▸ AIM OF THE TASK: Whenever a line in the data below includes the string "title", copy it out.

-------- RECORDS SUPPLIED

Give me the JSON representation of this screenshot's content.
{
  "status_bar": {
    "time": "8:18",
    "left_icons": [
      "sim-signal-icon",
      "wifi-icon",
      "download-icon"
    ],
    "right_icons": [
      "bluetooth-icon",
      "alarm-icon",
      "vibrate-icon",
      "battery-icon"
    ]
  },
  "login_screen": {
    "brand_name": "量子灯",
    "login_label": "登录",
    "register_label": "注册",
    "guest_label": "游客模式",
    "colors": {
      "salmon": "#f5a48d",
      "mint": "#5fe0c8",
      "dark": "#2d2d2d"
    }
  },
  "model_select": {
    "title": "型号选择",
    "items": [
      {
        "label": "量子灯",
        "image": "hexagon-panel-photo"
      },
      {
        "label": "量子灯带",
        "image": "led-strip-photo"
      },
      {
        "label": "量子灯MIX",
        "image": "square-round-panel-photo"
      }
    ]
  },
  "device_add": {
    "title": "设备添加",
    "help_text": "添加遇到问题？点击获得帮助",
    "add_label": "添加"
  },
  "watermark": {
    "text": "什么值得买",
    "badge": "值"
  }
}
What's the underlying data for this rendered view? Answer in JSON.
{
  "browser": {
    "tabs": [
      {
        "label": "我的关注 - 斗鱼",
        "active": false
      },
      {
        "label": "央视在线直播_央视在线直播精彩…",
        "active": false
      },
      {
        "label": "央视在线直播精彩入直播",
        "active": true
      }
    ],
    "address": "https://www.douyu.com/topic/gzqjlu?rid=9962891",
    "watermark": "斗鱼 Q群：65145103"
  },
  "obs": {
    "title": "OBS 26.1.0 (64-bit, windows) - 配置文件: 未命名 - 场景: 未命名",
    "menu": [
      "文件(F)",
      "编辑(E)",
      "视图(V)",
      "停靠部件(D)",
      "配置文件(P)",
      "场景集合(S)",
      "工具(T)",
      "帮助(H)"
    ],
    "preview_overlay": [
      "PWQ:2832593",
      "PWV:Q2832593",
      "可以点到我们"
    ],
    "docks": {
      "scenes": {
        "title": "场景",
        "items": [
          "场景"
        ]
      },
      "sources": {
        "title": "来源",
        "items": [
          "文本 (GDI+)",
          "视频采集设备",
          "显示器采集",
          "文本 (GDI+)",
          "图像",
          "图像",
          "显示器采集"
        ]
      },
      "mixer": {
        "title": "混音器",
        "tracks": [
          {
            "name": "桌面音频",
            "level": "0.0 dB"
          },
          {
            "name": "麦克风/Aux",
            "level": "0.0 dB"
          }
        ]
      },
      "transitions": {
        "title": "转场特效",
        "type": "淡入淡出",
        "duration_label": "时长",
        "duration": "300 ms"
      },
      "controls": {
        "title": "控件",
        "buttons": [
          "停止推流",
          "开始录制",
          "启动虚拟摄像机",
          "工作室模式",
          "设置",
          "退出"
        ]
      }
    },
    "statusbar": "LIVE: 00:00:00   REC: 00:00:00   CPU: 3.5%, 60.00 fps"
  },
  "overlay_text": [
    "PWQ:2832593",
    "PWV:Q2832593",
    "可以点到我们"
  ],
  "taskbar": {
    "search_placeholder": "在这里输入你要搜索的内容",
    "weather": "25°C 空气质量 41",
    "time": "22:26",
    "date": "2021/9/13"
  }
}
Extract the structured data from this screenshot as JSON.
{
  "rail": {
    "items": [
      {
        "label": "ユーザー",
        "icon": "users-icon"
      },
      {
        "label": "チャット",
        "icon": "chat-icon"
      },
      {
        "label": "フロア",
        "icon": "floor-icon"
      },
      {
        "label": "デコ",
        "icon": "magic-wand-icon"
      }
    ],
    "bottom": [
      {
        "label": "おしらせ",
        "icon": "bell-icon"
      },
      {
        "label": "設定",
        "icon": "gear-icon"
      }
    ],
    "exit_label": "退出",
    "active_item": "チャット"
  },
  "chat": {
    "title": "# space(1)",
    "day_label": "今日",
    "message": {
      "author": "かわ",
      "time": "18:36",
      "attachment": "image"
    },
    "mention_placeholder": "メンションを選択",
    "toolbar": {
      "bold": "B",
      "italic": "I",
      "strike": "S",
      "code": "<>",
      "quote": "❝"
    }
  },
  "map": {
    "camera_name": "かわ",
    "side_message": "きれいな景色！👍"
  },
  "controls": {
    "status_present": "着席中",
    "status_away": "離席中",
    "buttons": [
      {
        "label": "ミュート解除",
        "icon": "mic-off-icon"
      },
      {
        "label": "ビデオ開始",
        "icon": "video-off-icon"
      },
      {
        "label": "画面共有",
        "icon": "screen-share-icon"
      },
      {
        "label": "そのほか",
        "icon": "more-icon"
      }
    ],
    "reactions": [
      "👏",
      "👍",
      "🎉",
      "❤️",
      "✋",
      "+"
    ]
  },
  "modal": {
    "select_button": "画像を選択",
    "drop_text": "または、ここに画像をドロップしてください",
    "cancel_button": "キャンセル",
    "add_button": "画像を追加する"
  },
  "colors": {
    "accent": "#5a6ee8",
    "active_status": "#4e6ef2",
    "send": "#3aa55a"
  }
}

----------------

▸ TASK ANSWER:
    "title": "型号选择",
    "title": "设备添加",
    "title": "OBS 26.1.0 (64-bit, windows) - 配置文件: 未命名 - 场景: 未命名",
        "title": "场景",
        "title": "来源",
        "title": "混音器",
        "title": "转场特效",
        "title": "控件",
    "title": "# space(1)",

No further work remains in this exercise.